It will be soon 2 months post IMMT and I still haven't written any of those navel gazing posts about my life "as an Ironman". But here it is, you cannot escape it now. I've been asking myself what to write because this whole time felt like a 12 step recovery process that took me through all kinds and ups and downs. But I must be at least at step 5 or 7 right now and thankfully I haven't yet signed up for another Ironman, which makes this post as objective as it could be, or so I hope.
The week after the Ironman - all happy, all the time. In retrospective, I blame the endorphins for it. Not only I didn't feel much pain and I even thought that my knees were healed thanks to this race, but I was also ready to climb mountains and swim across oceans and bike across Canada and the US. I actually continued not to feel any pain for about a month, which allowed me to hike up Mt Tremblant, walk 10km a day for 4 days in NYC, and even sign up and complete another (sprint) triathlon.
After coming back to work at the beginning of September, I was convinced that I had to sign for another Ironman race and I found myself hitting several registration pages and abandoning the process while flipping the card to grab the numbers on the back. Every single day, I could not keep myself from thinking about racing again. The fact that I had kept my bracelet and made the silly promise to myself and everyone around that I would only remove it when I would sign up for another one, was like pouring gasoline on the fire.
I was also crying, a lot. For no reason, and I was coming back home every day, feeling lost without a goal, without that shiny carrot that helps me moving forward. At the same time, the aches returned to into my joints and muscles - back, knees, hips, neck - the usual suspects - but all at once for good measure. And of course, I had maxed up all my RMT, ART, PT, Acupuncturist and Chiropractor allowances. No more TLC from medical professionals - just me and my foam roller (ugh). I was constantly wallowing in self pity and it was rather pathetic to watch.
After volunteering at Muskoka 70.3, and once my birthday came along, I finally made peace with signing up for another 140.6 "right now". I decided that I would do at least Muskoka 70.3 next year (and will probably sign up early to take advantage of the early bird price) and continue to work towards a healthier, stronger ME in the meantime. It's going to be my gift to myself - a more able body to take me through more Ironmans - but only when I feel ready physically to tackle another one. I am 40, for crying out loud, and I only started "playing triathlon" 3 years ago, because it looked like a lot of fun. I was not born or built like an elite athlete, so for me, it's all about enjoying life and the process of tackling new challenges - not qualifying for Kona or finishing on a podium - the kind of discipline that those feats demand sounds absolutely terrifying. I choose to believe that I am not defined by my performance or my physical appearance, but rather what I have in my heart... and if it takes me to pushing new limits, so be it, but if not... No biggie.

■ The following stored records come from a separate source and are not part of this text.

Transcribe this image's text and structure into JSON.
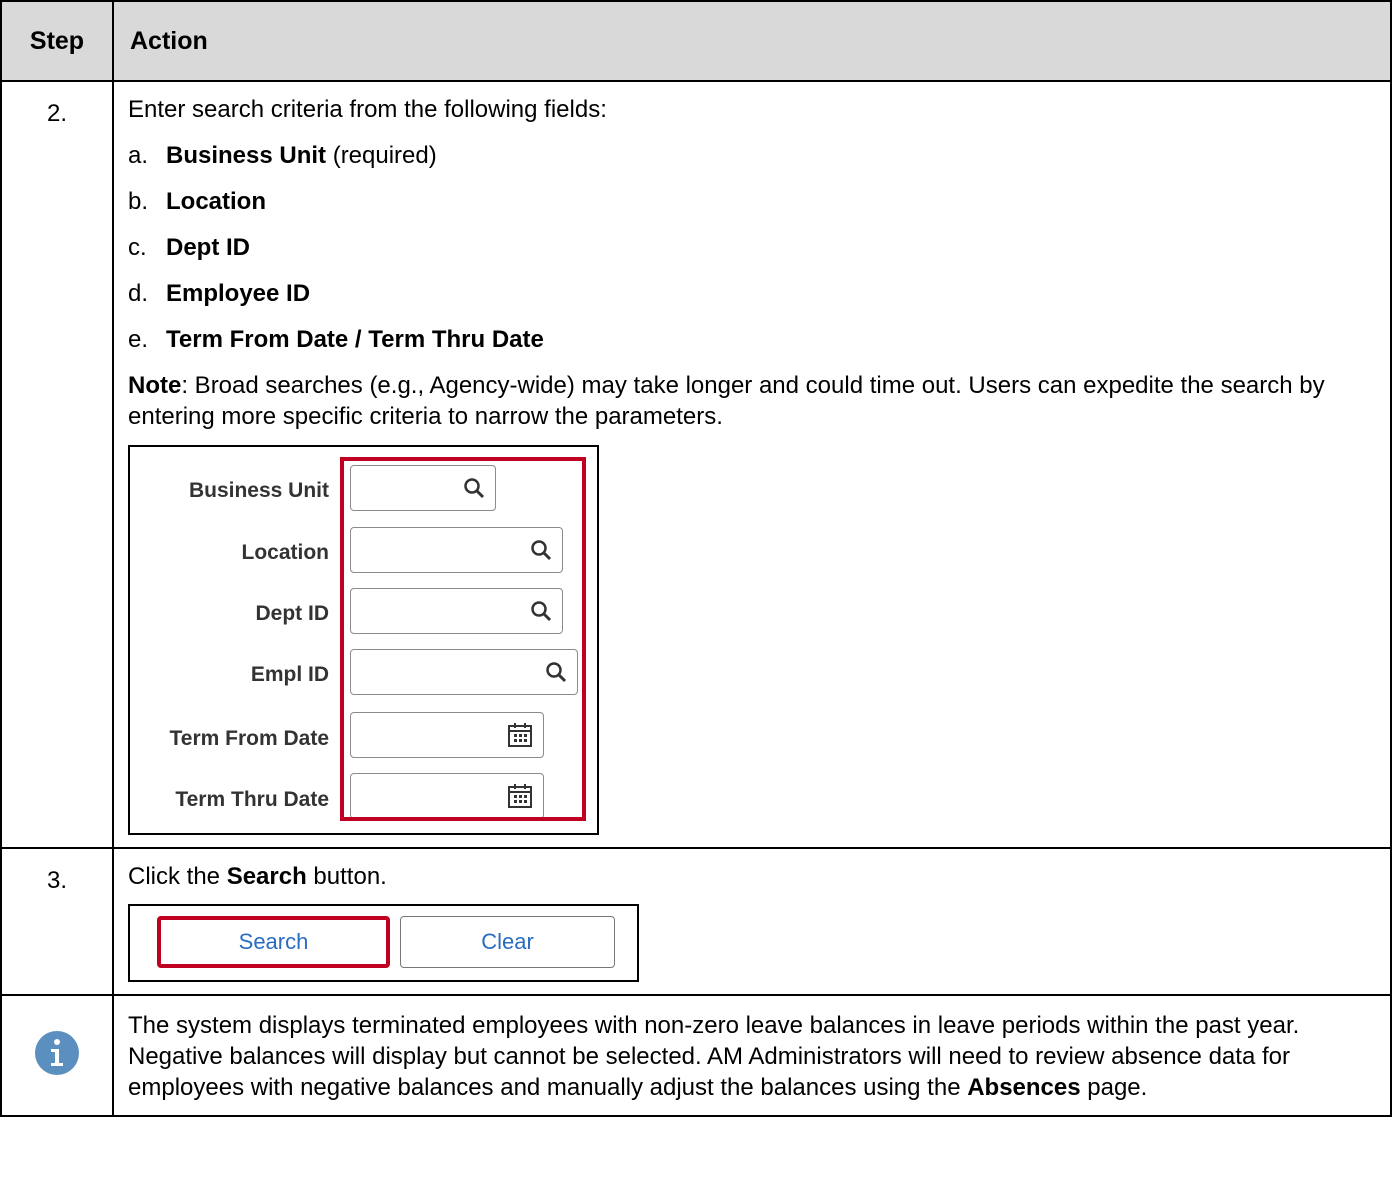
{
  "header": {
    "step": "Step",
    "action": "Action"
  },
  "step2": {
    "number": "2.",
    "intro": "Enter search criteria from the following fields:",
    "items": [
      {
        "letter": "a.",
        "bold": "Business Unit",
        "rest": " (required)"
      },
      {
        "letter": "b.",
        "bold": "Location",
        "rest": ""
      },
      {
        "letter": "c.",
        "bold": "Dept ID",
        "rest": ""
      },
      {
        "letter": "d.",
        "bold": "Employee ID",
        "rest": ""
      },
      {
        "letter": "e.",
        "bold": "Term From Date / Term Thru Date",
        "rest": ""
      }
    ],
    "note_label": "Note",
    "note_text": ": Broad searches (e.g., Agency-wide) may take longer and could time out. Users can expedite the search by entering more specific criteria to narrow the parameters.",
    "form": {
      "business_unit": "Business Unit",
      "location": "Location",
      "dept_id": "Dept ID",
      "empl_id": "Empl ID",
      "term_from": "Term From Date",
      "term_thru": "Term Thru Date"
    }
  },
  "step3": {
    "number": "3.",
    "pre": "Click the ",
    "bold": "Search",
    "post": " button.",
    "search_button": "Search",
    "clear_button": "Clear"
  },
  "info": {
    "icon": "info-icon",
    "text_before": "The system displays terminated employees with non-zero leave balances in leave periods within the past year. Negative balances will display but cannot be selected. AM Administrators will need to review absence data for employees with negative balances and manually adjust the balances using the ",
    "bold": "Absences",
    "text_after": " page."
  },
  "colors": {
    "highlight": "#c00020",
    "link": "#2a6cc0",
    "info_icon": "#5b8fbf",
    "header_bg": "#d9d9d9"
  }
}
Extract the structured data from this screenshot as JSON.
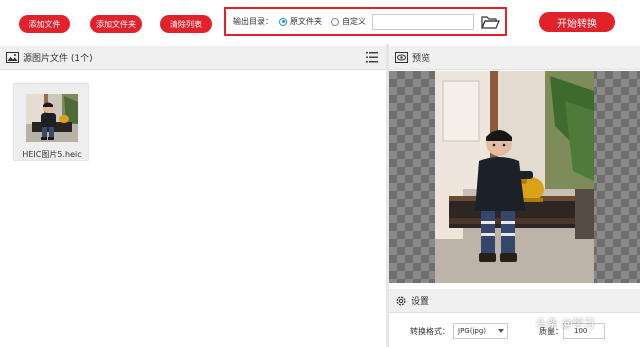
{
  "toolbar": {
    "add_file_label": "添加文件",
    "add_folder_label": "添加文件夹",
    "clear_list_label": "清除列表",
    "convert_label": "开始转换"
  },
  "output": {
    "label": "输出目录：",
    "option_source": "原文件夹",
    "option_custom": "自定义",
    "selected": "原文件夹",
    "path_value": ""
  },
  "source_panel": {
    "title": "源图片文件 (1个)",
    "files": [
      {
        "name": "HEIC图片5.heic"
      }
    ]
  },
  "preview_panel": {
    "title": "预览"
  },
  "settings": {
    "title": "设置",
    "format_label": "转换格式：",
    "format_value": "JPG(jpg)",
    "quality_label": "质量：",
    "quality_value": "100"
  },
  "watermark": {
    "text": "头条 @学习"
  },
  "colors": {
    "accent": "#e1222a",
    "radio_selected": "#2d8cf0",
    "panel_header_bg": "#f0f0f0"
  }
}
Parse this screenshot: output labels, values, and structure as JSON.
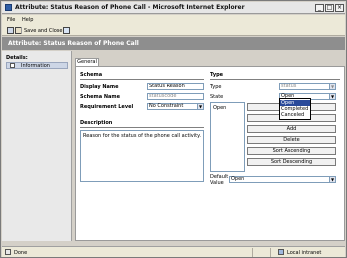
{
  "window": {
    "title": "Attribute: Status Reason of Phone Call - Microsoft Internet Explorer",
    "controls": {
      "minimize": "_",
      "maximize": "□",
      "close": "×"
    }
  },
  "menu": {
    "file": "File",
    "help": "Help"
  },
  "toolbar": {
    "save_close_label": "Save and Close"
  },
  "header": {
    "title": "Attribute: Status Reason of Phone Call"
  },
  "nav": {
    "details": "Details:",
    "information": "Information"
  },
  "tabs": {
    "general": "General"
  },
  "schema": {
    "section_title": "Schema",
    "display_name_label": "Display Name",
    "display_name_value": "Status Reason",
    "schema_name_label": "Schema Name",
    "schema_name_value": "statuscode",
    "requirement_label": "Requirement Level",
    "requirement_value": "No Constraint"
  },
  "description": {
    "section_title": "Description",
    "value": "Reason for the status of the phone call activity."
  },
  "type": {
    "section_title": "Type",
    "type_label": "Type",
    "type_value": "status",
    "state_label": "State",
    "state_value": "Open",
    "state_options": [
      "Open",
      "Completed",
      "Canceled"
    ],
    "list_items": [
      "Open"
    ],
    "buttons": {
      "modify": "Modify",
      "edit": "Edit",
      "add": "Add",
      "delete": "Delete",
      "sort_asc": "Sort Ascending",
      "sort_desc": "Sort Descending"
    },
    "default_value_label_line1": "Default",
    "default_value_label_line2": "Value",
    "default_value": "Open"
  },
  "statusbar": {
    "status": "Done",
    "zone": "Local intranet"
  }
}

Not working out in 3 different sports like before left the space to boredom, and after a few weeks of sitting on my ass and not doing anything - nada - I could feel the mojo leaving me and even thinking "what if" triathlon was not the answer to my happiness after all. I got in a sort of funk. The less I was moving, the less I wanted to get moving. I just didn't feel like doing anything, but at the same time I was hating myself for it.
Once I finished the Lakeside Tri and the pain returned with full force in my legs, I made the decision to start working with a personal trainer. I know that it will be a long process, but I am finally ready to let go of my current fitness and focus on the things that I can improve, such as imbalances and weak glutes. I am looking forward to starting with fresh legs. I have not run since Lakeside, exactly a month ago and I plan not to run until my knees and ITBs give me exactly zero signs of distress, even if it takes them three more months. I will continue biking, ellipticalling and swimming, and of course, strength training - all in moderation - but not running.
So now I am back to training, but I am not following a specific program. I am just trying to stay active and keep the blood and the endorphins flowing. I talked to a coach once and I ended feeling pretty shitty about myself when I admitted not being able to train without external accountability and/or a coach. I cried for 2 days afterwards and I was ready to unfriend half of my contacts on Facebook, but eventually I got over it. Not everyone IS a coach or has her innate drive and dedication. Some of us live with this thing called dependability and don't get me wrong - I know that it's a crutch and a handicap at once, but I am now dedicated to reducing some of this dependability and stand on my own a little more... baby steps, yes, even at 40.
Okay, so that's 7 mental steps to recovering from the Ironman. Are there MORE? I am looking for feedback from those who made the trip down this rabbit hole and came back alive. Do I need to hire a shrink? Or do I need to sign up for another one to put an end to my misery? Here's that dependability again... Oy vey.
But enough with the questions. For the next post, I decided to answer yours. Ask Me Anything - for real, and sorry that I don't have Reddit. Nothing is taboo around here.
(I did not include any photos on purpose. Are you sad?)